WHAT IS REQUIRED => Line tally for the word "Clips": count the lines below that contain it and reply with the number alone.

Website and app data records =>
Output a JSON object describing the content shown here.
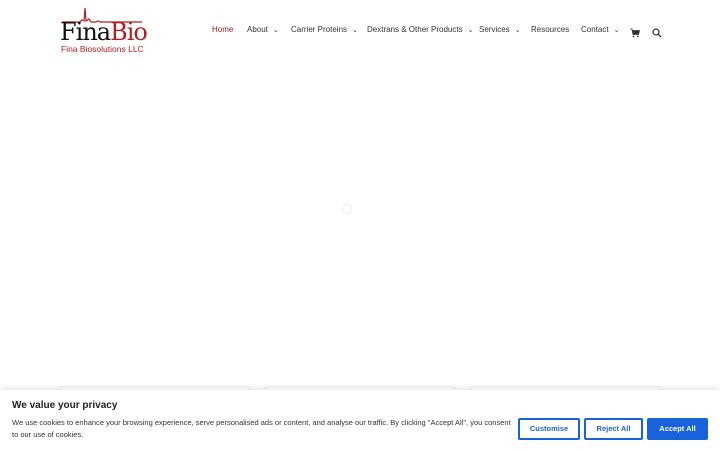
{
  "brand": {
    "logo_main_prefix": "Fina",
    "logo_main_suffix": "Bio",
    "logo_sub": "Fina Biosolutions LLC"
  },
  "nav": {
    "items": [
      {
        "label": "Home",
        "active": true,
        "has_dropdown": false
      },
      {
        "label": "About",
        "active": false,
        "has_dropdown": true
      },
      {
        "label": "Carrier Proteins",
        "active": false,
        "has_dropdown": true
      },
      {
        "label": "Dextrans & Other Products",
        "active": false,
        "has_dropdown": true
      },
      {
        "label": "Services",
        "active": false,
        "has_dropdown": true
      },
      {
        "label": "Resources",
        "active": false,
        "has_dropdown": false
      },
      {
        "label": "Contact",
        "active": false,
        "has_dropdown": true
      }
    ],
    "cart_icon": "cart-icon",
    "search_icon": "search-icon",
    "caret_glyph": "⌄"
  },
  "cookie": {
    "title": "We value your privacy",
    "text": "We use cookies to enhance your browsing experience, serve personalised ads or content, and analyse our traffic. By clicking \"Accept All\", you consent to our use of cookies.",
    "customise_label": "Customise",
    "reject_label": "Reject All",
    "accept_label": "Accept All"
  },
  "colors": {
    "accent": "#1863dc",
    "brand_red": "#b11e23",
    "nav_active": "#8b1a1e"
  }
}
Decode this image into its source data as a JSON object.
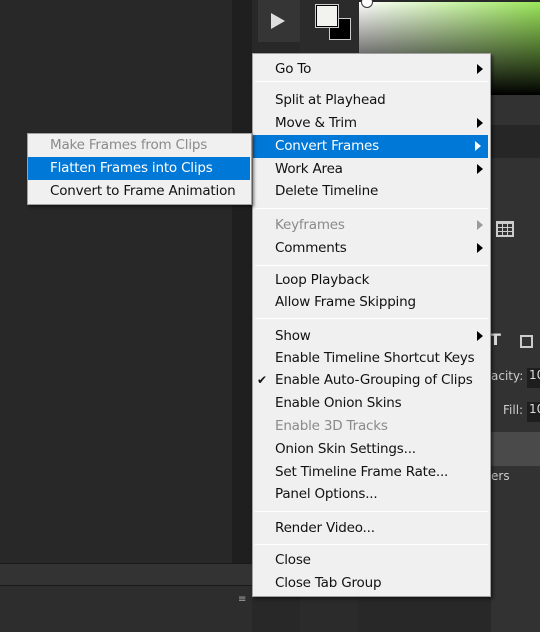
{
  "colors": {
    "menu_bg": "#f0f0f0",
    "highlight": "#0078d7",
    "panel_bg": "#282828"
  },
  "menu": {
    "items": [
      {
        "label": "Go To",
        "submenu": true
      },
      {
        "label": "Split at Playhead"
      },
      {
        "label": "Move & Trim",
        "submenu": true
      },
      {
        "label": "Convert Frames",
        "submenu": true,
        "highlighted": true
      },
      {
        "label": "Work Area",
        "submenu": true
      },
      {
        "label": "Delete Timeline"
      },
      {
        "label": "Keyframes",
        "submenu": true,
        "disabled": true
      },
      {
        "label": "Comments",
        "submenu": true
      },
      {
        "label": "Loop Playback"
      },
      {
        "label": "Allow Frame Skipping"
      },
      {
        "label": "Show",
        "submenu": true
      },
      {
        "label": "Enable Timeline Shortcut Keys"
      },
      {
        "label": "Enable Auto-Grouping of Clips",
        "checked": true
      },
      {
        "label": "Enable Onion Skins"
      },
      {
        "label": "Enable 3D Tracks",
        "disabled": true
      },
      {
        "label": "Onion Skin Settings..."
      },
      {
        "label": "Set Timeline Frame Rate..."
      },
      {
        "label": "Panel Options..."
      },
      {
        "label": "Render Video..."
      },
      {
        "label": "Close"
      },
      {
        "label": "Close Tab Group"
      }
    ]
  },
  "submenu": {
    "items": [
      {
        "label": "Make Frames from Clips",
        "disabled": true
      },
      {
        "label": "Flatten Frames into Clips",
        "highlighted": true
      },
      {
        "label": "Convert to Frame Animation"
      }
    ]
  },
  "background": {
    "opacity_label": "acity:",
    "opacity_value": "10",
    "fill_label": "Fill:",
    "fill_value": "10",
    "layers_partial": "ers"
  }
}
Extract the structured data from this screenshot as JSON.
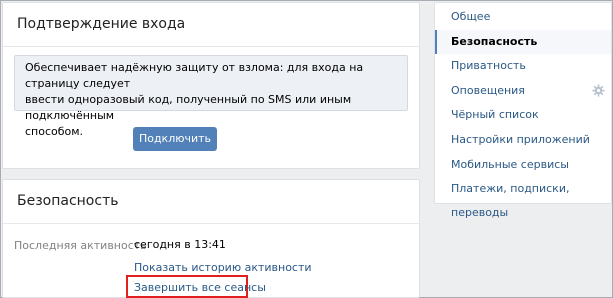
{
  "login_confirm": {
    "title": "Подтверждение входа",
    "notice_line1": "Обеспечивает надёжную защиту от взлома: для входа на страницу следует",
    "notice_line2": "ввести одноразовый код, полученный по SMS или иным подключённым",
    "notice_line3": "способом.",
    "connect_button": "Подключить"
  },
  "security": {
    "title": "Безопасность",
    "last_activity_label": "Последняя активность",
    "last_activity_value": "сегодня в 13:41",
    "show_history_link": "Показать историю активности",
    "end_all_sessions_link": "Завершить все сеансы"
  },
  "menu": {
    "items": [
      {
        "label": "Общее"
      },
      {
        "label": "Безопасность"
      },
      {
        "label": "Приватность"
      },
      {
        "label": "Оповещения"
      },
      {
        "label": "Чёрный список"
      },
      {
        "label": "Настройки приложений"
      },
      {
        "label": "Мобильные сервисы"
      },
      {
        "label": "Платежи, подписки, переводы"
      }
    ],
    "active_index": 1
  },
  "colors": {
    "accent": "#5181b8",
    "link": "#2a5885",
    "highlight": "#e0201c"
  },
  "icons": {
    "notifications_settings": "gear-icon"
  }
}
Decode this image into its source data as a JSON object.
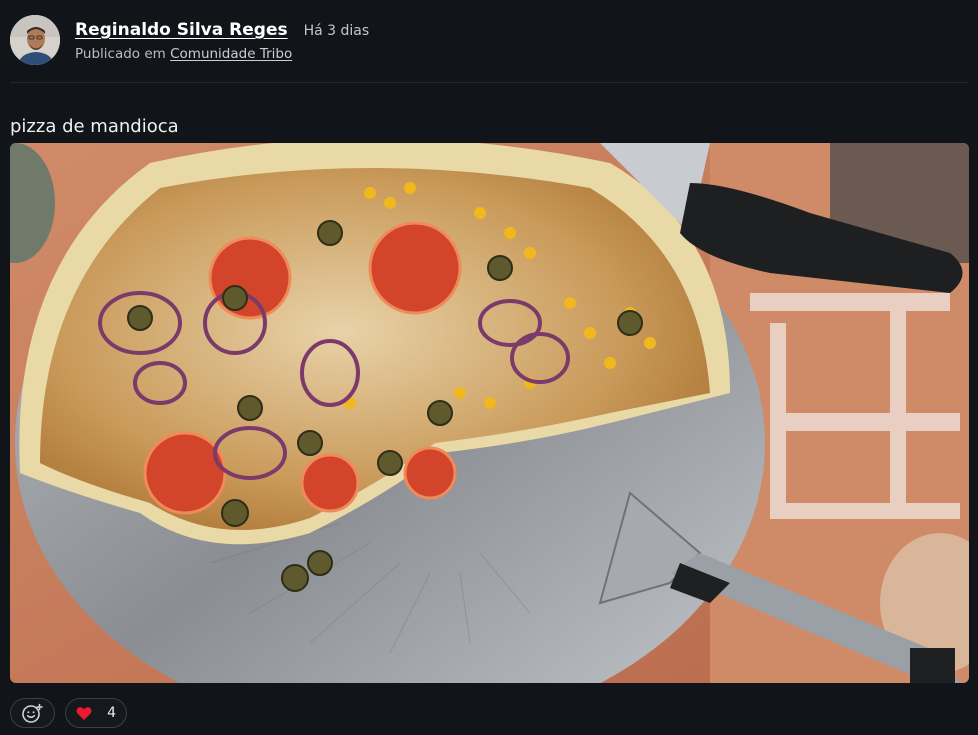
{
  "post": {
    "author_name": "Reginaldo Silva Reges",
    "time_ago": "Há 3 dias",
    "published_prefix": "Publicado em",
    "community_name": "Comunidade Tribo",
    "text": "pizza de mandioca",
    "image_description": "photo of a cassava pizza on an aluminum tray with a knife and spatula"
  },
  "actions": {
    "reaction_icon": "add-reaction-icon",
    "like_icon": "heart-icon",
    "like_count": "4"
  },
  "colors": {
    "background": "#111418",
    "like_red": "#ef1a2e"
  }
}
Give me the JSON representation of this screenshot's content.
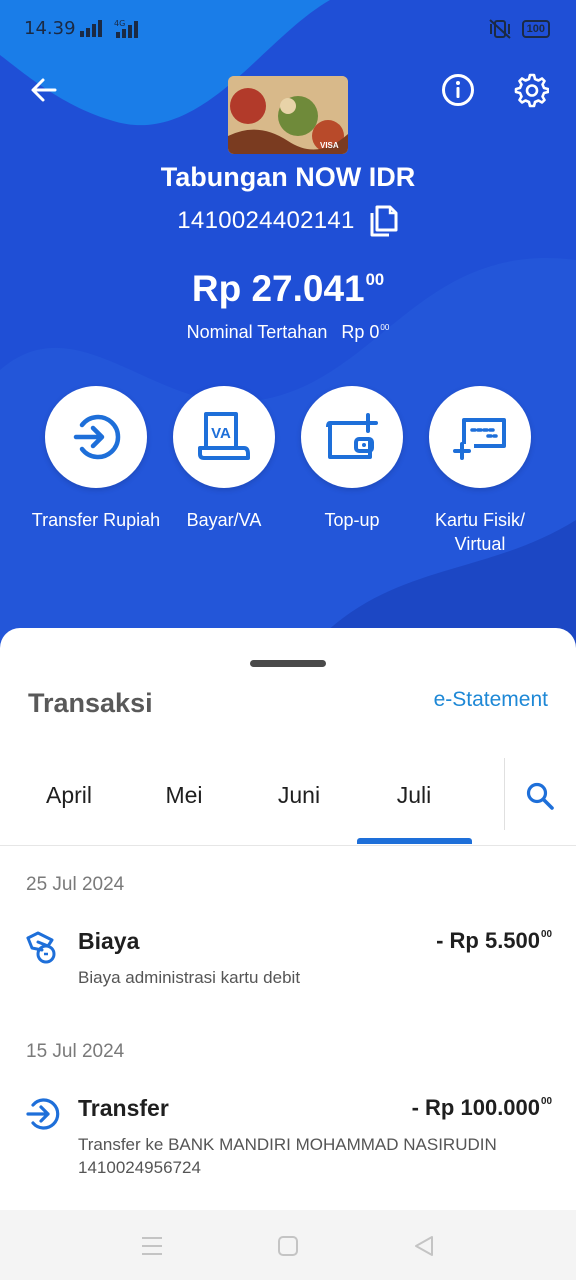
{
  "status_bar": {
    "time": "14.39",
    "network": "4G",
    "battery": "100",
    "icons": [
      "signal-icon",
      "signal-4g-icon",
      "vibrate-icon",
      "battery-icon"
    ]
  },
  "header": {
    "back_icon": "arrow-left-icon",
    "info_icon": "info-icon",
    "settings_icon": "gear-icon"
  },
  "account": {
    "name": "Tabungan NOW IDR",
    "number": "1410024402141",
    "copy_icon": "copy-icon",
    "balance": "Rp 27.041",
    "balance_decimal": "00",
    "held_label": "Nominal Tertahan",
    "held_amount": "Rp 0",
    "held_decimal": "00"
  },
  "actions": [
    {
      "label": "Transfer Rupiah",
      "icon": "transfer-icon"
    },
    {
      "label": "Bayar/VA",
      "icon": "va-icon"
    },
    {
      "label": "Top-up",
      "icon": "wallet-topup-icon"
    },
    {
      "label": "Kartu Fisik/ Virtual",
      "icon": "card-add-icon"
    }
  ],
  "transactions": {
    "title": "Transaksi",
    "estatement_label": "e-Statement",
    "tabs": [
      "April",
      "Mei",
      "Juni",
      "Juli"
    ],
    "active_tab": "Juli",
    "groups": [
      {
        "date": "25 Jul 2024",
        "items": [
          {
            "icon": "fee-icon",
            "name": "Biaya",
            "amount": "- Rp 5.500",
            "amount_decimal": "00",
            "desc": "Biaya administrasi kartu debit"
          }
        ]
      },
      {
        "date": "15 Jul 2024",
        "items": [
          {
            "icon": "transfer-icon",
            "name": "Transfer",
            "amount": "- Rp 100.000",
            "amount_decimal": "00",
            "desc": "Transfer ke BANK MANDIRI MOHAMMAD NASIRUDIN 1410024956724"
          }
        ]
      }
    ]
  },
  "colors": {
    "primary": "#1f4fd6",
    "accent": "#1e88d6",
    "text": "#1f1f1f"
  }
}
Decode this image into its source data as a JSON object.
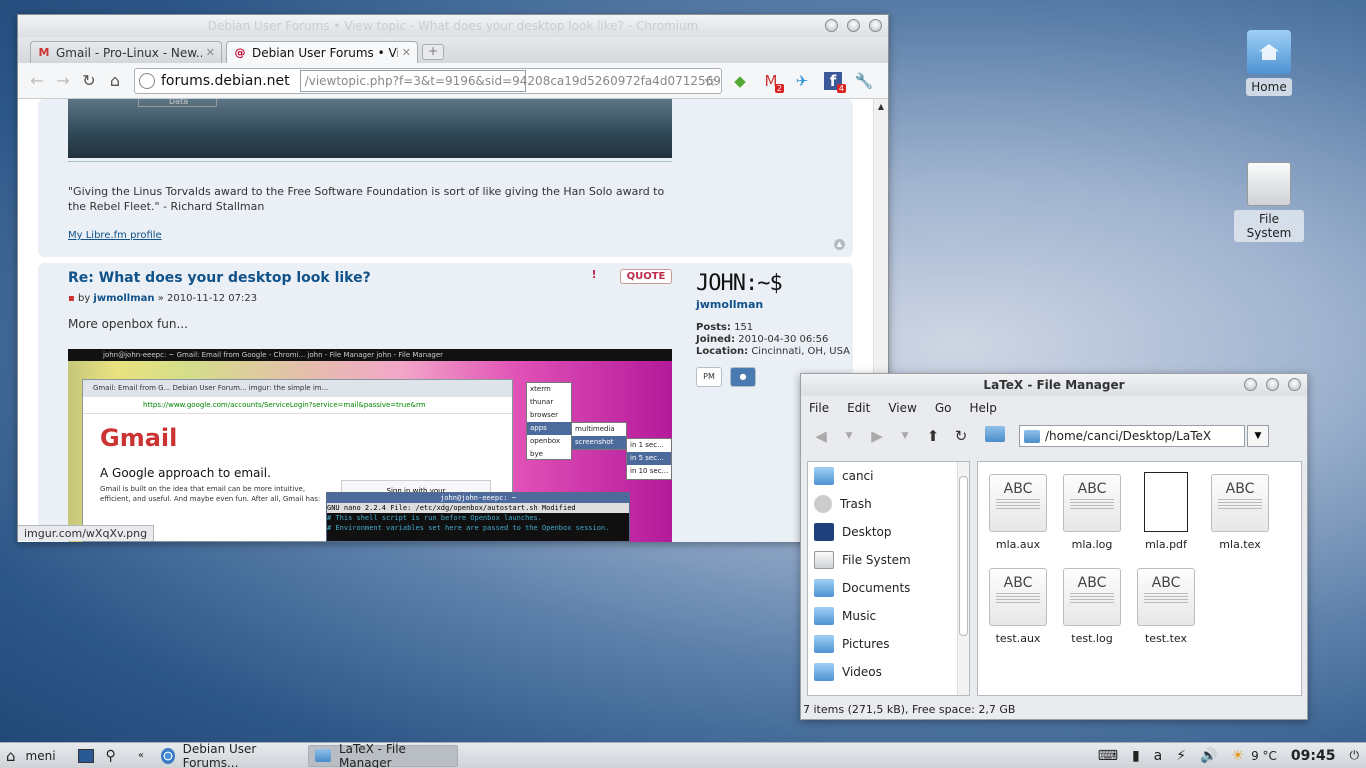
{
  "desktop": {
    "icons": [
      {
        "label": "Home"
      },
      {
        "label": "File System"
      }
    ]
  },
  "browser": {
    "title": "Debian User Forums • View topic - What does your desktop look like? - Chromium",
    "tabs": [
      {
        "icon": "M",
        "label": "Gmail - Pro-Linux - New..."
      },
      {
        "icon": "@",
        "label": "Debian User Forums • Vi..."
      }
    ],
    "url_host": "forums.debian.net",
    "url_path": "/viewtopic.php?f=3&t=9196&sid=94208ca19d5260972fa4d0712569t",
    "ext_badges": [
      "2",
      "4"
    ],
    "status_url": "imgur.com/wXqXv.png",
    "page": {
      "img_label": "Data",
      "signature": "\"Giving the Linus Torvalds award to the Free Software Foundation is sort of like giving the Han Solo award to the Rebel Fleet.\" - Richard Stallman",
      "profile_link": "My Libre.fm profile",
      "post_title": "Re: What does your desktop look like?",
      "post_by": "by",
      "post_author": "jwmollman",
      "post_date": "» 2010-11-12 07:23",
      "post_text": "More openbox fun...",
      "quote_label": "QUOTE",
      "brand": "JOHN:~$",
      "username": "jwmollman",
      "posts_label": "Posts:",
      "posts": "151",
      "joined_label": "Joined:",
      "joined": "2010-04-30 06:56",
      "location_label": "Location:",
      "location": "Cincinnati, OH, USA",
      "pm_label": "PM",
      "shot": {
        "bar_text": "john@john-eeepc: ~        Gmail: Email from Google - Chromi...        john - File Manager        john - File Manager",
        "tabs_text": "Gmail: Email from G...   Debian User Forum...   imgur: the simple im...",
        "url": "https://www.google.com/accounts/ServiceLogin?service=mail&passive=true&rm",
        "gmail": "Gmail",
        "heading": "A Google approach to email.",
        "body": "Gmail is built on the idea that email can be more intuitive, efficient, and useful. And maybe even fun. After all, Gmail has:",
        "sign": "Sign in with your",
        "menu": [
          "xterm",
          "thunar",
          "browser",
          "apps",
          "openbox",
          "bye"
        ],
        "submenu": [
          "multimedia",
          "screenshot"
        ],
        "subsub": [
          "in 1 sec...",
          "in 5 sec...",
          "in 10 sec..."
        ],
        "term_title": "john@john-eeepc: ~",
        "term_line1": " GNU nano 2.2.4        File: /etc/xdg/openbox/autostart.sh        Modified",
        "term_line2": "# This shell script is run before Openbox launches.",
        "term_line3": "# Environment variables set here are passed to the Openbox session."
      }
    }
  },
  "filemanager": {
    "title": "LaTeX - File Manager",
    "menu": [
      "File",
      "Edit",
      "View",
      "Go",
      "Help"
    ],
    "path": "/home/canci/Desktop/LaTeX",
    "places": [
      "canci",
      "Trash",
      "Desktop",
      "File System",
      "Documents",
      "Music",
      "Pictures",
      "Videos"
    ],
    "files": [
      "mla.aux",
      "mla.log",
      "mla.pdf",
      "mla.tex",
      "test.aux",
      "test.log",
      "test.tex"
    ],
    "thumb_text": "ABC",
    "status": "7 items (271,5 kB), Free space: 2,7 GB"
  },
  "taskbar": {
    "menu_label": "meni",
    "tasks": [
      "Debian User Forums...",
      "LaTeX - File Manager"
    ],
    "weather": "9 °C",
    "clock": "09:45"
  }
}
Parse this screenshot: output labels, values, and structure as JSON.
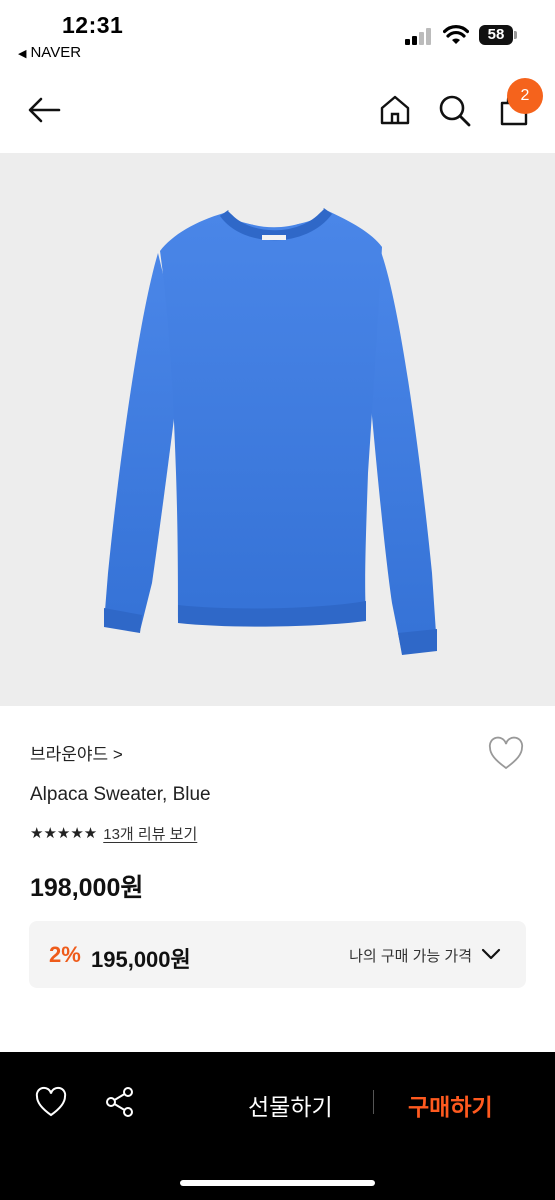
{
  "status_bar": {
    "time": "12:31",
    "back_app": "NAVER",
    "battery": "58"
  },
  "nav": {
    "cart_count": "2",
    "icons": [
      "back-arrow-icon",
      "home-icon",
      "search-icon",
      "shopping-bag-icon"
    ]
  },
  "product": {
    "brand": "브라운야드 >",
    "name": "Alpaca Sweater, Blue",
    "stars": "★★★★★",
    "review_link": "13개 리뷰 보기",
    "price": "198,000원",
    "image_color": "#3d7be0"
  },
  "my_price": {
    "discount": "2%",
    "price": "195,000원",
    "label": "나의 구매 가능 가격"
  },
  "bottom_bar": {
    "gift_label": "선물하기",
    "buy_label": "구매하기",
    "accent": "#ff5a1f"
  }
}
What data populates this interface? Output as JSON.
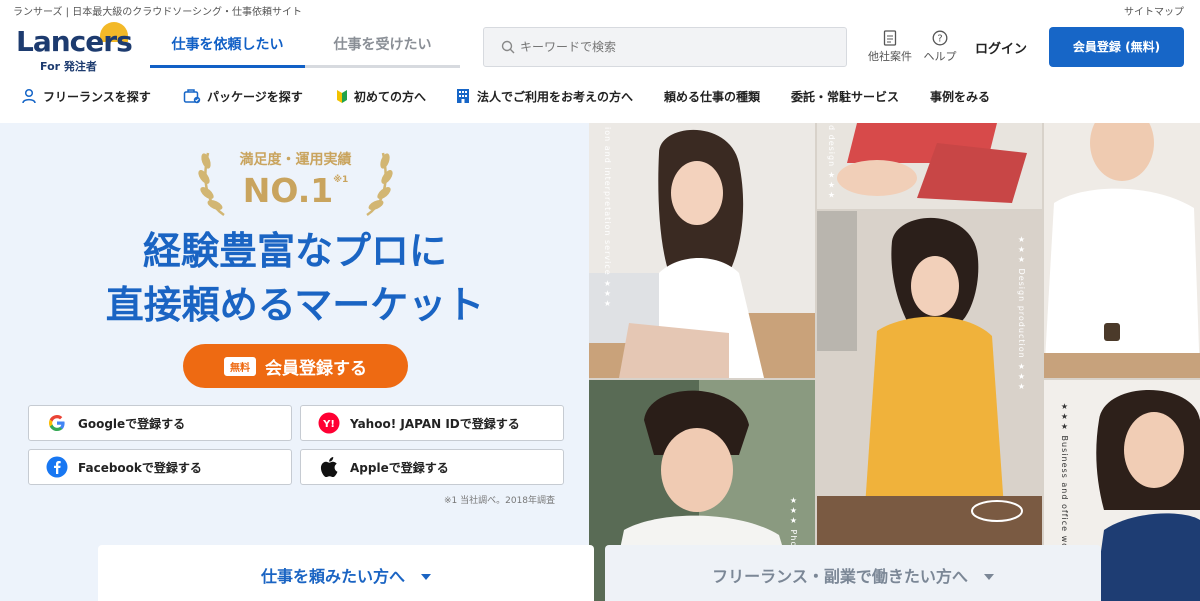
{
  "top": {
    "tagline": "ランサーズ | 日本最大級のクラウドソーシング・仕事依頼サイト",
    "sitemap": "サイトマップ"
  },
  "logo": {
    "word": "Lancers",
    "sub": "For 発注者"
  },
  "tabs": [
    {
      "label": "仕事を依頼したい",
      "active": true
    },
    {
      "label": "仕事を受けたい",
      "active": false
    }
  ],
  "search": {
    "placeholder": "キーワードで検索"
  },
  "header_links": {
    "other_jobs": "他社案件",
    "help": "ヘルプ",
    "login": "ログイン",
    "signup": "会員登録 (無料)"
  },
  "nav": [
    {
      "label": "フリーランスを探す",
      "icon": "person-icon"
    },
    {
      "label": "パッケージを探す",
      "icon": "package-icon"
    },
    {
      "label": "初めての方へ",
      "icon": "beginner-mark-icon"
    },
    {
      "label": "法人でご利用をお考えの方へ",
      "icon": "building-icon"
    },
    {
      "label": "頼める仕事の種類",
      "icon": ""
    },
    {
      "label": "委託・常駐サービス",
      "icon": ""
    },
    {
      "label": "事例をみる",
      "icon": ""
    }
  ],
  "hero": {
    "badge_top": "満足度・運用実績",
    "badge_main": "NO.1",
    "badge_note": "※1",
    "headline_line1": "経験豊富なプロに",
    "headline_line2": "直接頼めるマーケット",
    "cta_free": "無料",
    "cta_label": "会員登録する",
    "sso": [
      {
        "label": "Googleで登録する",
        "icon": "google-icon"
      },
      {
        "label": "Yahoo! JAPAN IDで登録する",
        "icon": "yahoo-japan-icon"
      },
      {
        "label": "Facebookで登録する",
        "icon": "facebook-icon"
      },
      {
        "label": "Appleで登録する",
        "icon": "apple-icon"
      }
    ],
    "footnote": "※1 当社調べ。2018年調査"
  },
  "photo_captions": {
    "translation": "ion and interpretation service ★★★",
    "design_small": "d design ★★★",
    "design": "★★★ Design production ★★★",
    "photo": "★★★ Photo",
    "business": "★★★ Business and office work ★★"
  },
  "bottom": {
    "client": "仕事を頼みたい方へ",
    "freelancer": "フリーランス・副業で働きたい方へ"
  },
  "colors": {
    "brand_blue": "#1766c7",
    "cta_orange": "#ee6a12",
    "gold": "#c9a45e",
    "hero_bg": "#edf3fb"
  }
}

TASK RESPONSE => 3